When Jared Taylor, the longtime editor of the white nationalist journal American Renaissance, first became involved with extremist ideas in the 1980s, “you’d have to write off to obscure P.O. boxes in Olathe, Kansas,” to find like-minded people, he said. “If I hadn’t known a few people personally, I probably would have remained with an utterly conventional view of race.”
The far-right’s shift away from in-person recruitment and radicalization started even before the World Wide Web became widely available. In 1984, Louis Beam, a Texas leader of the Ku Klux Klan, created the Aryan Nation Liberty Net, an online message board open only to people who had a code word. Beam built his online community to foster small cells nationwide that could evade infiltration by law enforcement officers.
Liberty Net became an early version of social media, replete with games, music, lectures and kids’ activities. Mainly through the mail, adherents traded physical artifacts — tapes of white-power music, newsletters, books that no mainstream publisher would produce.
Then came the Internet. By 1998, former Klan wizard and Louisiana politician David Duke could declare that “the Internet will begin a chain reaction of racial enlightenment that will shake the world.”
Said Taylor: “The ideas remain essentially the same from the ’60s on, but our reach has been hugely extended. Up to 2012, we were a print publication with 4,000 subscribers, essentially a newsletter. Now we reach 400,000 people.”
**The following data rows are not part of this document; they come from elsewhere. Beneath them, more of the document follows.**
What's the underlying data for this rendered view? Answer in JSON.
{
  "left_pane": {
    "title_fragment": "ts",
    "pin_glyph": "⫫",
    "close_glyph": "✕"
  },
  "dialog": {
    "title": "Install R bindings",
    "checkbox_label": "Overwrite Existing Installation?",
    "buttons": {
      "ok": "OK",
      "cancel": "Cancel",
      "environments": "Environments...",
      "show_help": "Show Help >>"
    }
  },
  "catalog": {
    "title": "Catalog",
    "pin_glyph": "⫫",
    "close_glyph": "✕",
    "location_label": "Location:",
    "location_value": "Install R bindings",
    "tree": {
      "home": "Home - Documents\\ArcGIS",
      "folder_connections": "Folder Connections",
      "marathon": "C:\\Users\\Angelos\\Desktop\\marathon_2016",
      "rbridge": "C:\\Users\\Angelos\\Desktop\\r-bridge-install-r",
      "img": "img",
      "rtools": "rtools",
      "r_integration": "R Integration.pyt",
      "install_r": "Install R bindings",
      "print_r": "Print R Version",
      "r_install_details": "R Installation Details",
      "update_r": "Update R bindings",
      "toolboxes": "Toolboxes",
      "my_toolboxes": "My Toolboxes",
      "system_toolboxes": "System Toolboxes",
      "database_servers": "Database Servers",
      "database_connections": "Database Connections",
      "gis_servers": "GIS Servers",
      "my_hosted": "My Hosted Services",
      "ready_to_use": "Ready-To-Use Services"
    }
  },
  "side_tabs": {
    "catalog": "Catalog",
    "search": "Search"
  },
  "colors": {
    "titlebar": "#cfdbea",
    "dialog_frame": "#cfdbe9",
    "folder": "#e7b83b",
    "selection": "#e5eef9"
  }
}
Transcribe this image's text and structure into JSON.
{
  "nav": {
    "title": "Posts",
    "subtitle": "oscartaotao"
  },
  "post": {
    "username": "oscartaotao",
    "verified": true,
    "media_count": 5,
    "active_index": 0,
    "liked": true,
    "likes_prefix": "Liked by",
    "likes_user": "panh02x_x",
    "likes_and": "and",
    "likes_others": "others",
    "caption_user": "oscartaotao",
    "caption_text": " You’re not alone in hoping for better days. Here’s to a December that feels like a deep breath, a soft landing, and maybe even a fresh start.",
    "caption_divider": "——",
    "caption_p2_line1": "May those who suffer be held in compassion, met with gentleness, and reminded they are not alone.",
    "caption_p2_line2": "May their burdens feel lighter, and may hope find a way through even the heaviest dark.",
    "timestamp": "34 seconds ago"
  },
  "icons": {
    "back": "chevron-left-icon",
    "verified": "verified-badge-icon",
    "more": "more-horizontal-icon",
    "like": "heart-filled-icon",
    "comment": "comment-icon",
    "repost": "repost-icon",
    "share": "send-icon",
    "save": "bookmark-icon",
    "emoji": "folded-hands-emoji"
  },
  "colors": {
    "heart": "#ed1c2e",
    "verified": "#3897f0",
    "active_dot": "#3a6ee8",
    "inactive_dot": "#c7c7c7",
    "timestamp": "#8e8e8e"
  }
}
Longtime members of the far right still marvel at the exponential growth in audience that the Internet has provided them, but many have concluded that despite the surge in gross numbers, the level of commitment and quality of community have been diminished.
Music, cartoons and video “are a great thing if it shakes people ever so slightly loose from conventional thinking,” Taylor said, but the cultural tools today’s extremists use to recruit people produce less-informed, less-connected followers.
“You get these horrifying memes: ‘Gas the k—s,’ ‘Race war now!’ And that is very counterproductive,” said Taylor, 69, a Yale graduate who portrays himself as an intellectual advocate for racist views.
Older extremists say the new movement struggles to bring its followers together in person.
“It’s just wonderfully refreshing to be with people who view the world as you do,” Taylor said. “If you are in a marginalized group such as white advocates and racial nationalists, you might lose your job or get kicked out of school if you go public with your views. So they meet online, anonymously. But it’s not the same: It attenuates any human interaction. It crushes the fun, which is the crucial element, the sense of belonging.”
Don Black, 67, the founder of Stormfront, one of the first white nationalist sites on the Internet, is also nostalgic for the community he found with fellow extremists.
“Retreating into the anonymity and pseudonymity of the Net is not ideal for building a real movement,” Black said.
But he likes a lot of the videos that attract young people to white nationalist ideas now because they embrace the soft-sell approach he finds most effective at bringing in new followers.
“It’s important to be able to talk to people without coming across as a raving Nazi or white supremacist,” Black said. “So if we focus on the border, the economy, whatever’s upsetting people right now, we’re in a stronger position.”
Many extremist leaders say recruits still need to gather in person or their movement will be little more than a many-tentacled chat room. But pressure from law enforcement officials and from their political opponents has made holding meetings and conferences very difficult, according to Taylor, Black and other leaders of extremist groups.
“The only thing I’m grateful for these days is that Trump allowed us to reach a much broader population and to use a gentler way of bringing people into the fold,” Black said. “For years, I was pretty demoralized by the number of people turning out to our Columbus Day demonstrations. Then Trump comes along and gets tens of thousands of people and a certain percentage of them look further into our ideas.”